  • Articulation - how much should you understand at each age?
  • Expressive language - should your child be combining words yet?
  • Receptive language - how do you know how much they understand?
  • Stuttering - don't all kids stutter sometimes?
  • Social language - how do you know if there's a problem?

You're in luck. We created this handy reference highlighting five communication development red flags for the preschool years.

The 5 Most Common Communication Developmental Red Flags in Preschoolers

Communication development is complicated and there are many ways to reach the finish line. This can make it difficult to know when to refer for an evaluation and when to wait it out. Keep your eyes out for these red flags along the road. They should never be ignored!

1. Articulation

An unfamiliar listener should be able to understand 50% of what a 2-year-old says and 100% of what a 4-year-old says. Anything less warrants a referral for an evaluation.

2. Expressive Language

Most of a 2-year-old's phrases should be two words long, a 3-year-old's should mostly be three words long, and so on. A child who isn't combining any words by 30 months should be evaluated by a speech-language pathologist.

3. Receptive Language

A 2-year-old should be able to follow simple verbal instructions and a 4-year-old should be able to follow complex verbal instructions. If a preschool-aged child cannot go to the other room to retrieve an object when asked, their understanding of language should be evaluated.

4. Stuttering

While a 2-to-3-year-old may stutter as they acquire a new language, stuttering that involves struggle, tension, force, or stoppage of airflow may not be developmental in nature and should be formally addressed.

5. Social Language

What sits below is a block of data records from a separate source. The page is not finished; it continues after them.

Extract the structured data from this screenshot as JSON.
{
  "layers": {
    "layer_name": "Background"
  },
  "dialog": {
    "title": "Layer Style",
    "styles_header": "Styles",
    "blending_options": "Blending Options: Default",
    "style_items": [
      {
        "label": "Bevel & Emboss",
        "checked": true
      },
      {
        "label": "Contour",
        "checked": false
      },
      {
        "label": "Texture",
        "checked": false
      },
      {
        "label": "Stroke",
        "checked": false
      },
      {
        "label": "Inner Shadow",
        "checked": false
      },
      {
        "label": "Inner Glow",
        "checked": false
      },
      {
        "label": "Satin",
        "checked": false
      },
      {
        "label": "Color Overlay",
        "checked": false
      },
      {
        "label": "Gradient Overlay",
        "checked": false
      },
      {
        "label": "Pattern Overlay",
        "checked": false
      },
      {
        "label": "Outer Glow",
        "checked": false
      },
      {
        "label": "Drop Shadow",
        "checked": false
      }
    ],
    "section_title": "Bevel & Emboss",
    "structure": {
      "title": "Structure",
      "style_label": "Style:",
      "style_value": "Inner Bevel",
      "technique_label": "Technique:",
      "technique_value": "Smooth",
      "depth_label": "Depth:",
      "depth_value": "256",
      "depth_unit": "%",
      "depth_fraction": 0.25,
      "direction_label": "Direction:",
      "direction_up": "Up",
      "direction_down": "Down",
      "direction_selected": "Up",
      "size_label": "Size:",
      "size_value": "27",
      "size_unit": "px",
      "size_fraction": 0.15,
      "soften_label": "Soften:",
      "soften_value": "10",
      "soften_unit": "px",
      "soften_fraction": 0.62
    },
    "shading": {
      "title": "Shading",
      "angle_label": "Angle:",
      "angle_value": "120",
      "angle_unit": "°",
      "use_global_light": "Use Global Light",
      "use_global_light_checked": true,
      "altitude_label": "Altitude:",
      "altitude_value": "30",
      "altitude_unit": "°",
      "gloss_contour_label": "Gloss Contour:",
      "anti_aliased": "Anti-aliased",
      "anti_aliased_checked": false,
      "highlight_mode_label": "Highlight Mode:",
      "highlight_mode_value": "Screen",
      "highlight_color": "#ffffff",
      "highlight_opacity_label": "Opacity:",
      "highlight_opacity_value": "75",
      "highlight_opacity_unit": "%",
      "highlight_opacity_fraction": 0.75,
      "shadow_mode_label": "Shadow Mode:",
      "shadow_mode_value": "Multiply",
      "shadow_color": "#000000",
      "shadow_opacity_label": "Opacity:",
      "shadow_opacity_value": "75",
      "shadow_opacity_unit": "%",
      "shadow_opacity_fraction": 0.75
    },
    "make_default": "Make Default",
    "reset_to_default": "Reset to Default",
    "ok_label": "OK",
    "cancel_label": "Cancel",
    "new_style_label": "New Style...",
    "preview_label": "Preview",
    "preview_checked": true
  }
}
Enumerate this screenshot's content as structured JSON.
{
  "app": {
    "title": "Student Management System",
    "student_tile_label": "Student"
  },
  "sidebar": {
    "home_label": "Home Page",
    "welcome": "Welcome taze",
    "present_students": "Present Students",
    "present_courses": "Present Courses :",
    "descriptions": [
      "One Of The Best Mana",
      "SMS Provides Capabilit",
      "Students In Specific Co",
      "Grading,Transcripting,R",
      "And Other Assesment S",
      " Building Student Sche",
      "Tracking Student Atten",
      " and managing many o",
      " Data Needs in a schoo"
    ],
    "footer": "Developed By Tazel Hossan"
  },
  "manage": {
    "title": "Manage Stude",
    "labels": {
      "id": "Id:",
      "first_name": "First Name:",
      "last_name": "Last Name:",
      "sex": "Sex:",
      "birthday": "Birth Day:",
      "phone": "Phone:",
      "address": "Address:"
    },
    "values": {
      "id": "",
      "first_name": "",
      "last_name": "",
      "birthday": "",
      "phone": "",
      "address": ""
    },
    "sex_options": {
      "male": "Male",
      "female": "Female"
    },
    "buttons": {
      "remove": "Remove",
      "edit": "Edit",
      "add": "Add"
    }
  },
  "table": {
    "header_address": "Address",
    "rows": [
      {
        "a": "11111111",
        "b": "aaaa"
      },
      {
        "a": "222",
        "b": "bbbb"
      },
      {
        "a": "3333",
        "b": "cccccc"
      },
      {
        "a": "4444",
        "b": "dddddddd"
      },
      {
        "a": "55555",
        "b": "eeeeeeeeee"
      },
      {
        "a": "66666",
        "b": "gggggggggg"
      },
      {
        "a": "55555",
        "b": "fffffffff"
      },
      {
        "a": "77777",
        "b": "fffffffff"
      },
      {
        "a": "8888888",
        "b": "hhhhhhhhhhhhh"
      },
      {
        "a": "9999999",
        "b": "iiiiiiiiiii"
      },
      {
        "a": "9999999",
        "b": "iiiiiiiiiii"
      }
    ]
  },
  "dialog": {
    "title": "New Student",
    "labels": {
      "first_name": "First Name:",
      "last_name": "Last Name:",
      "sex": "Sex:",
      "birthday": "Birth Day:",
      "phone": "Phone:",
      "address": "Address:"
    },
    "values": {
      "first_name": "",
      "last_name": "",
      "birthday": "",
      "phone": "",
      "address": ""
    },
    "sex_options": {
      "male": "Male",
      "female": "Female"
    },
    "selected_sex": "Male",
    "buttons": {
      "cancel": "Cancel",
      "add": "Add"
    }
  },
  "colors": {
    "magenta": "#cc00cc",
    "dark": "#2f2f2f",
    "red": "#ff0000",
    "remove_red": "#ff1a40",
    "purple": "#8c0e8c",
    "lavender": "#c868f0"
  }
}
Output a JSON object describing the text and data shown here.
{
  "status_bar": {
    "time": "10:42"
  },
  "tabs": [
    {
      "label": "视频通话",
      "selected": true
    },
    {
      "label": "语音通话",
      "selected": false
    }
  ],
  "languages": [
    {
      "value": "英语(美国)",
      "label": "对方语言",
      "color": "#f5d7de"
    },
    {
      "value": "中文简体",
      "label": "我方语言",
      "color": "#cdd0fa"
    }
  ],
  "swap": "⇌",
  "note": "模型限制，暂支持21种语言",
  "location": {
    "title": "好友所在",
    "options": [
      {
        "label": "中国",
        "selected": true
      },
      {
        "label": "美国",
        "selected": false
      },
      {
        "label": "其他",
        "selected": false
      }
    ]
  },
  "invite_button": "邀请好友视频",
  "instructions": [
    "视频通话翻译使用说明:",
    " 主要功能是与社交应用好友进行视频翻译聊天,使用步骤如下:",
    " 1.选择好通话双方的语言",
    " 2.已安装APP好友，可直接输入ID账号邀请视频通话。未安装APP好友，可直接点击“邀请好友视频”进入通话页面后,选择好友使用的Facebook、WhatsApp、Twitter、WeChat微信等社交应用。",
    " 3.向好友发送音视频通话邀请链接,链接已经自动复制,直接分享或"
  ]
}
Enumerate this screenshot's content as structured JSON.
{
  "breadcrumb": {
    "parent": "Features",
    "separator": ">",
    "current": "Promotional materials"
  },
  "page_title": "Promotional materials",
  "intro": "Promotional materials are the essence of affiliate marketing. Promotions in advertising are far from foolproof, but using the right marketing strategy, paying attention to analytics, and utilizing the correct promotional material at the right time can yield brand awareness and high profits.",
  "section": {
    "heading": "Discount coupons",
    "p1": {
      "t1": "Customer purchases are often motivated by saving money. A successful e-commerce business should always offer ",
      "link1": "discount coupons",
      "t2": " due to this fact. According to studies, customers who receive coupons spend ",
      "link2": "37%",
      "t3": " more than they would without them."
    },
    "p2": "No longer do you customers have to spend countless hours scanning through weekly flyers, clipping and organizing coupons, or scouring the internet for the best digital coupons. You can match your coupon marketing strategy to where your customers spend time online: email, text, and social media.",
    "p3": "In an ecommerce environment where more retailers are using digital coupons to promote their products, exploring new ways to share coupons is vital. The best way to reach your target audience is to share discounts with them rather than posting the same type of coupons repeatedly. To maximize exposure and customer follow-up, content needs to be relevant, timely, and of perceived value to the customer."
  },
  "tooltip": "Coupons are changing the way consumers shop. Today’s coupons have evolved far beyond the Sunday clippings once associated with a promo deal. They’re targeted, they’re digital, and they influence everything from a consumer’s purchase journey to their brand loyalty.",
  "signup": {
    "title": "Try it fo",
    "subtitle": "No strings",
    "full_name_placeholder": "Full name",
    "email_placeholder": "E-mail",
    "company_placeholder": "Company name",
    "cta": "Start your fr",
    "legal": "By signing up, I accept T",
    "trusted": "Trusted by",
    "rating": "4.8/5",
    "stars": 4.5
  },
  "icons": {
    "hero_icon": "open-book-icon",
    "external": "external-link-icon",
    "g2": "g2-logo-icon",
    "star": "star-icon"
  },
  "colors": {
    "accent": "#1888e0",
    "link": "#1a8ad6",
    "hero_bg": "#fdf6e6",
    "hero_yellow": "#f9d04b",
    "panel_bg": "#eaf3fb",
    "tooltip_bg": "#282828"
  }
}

2-year-olds should eagerly engage with those around them using eye contact, pointing, commenting, requesting, and protesting. If any of these are absent, the child should be referred for an evaluation

Contact us if you have any questions.